Information given Block Start
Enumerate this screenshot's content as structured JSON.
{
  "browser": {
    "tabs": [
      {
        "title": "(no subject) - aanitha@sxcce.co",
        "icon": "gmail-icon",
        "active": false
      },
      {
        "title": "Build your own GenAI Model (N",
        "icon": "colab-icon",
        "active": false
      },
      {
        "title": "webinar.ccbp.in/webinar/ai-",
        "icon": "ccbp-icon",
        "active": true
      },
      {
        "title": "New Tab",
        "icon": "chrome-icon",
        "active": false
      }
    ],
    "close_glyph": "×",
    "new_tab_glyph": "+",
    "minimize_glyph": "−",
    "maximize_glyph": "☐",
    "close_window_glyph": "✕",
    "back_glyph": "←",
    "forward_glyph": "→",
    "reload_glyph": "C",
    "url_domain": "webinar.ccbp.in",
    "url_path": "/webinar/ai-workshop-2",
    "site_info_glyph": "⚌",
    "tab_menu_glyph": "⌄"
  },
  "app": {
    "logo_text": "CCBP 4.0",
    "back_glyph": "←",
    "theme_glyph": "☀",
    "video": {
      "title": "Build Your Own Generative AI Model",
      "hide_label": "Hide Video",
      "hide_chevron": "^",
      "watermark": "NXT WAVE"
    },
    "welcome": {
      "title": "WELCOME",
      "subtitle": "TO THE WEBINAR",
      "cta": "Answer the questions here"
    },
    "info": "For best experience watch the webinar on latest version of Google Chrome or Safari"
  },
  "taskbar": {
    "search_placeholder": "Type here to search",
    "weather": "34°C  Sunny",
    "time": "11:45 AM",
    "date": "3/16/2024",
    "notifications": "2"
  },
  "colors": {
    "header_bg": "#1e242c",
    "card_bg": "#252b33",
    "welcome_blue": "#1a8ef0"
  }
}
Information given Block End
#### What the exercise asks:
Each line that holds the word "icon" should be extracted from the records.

#### Solution to the exercise:
        "icon": "gmail-icon",
        "icon": "colab-icon",
        "icon": "ccbp-icon",
        "icon": "chrome-icon",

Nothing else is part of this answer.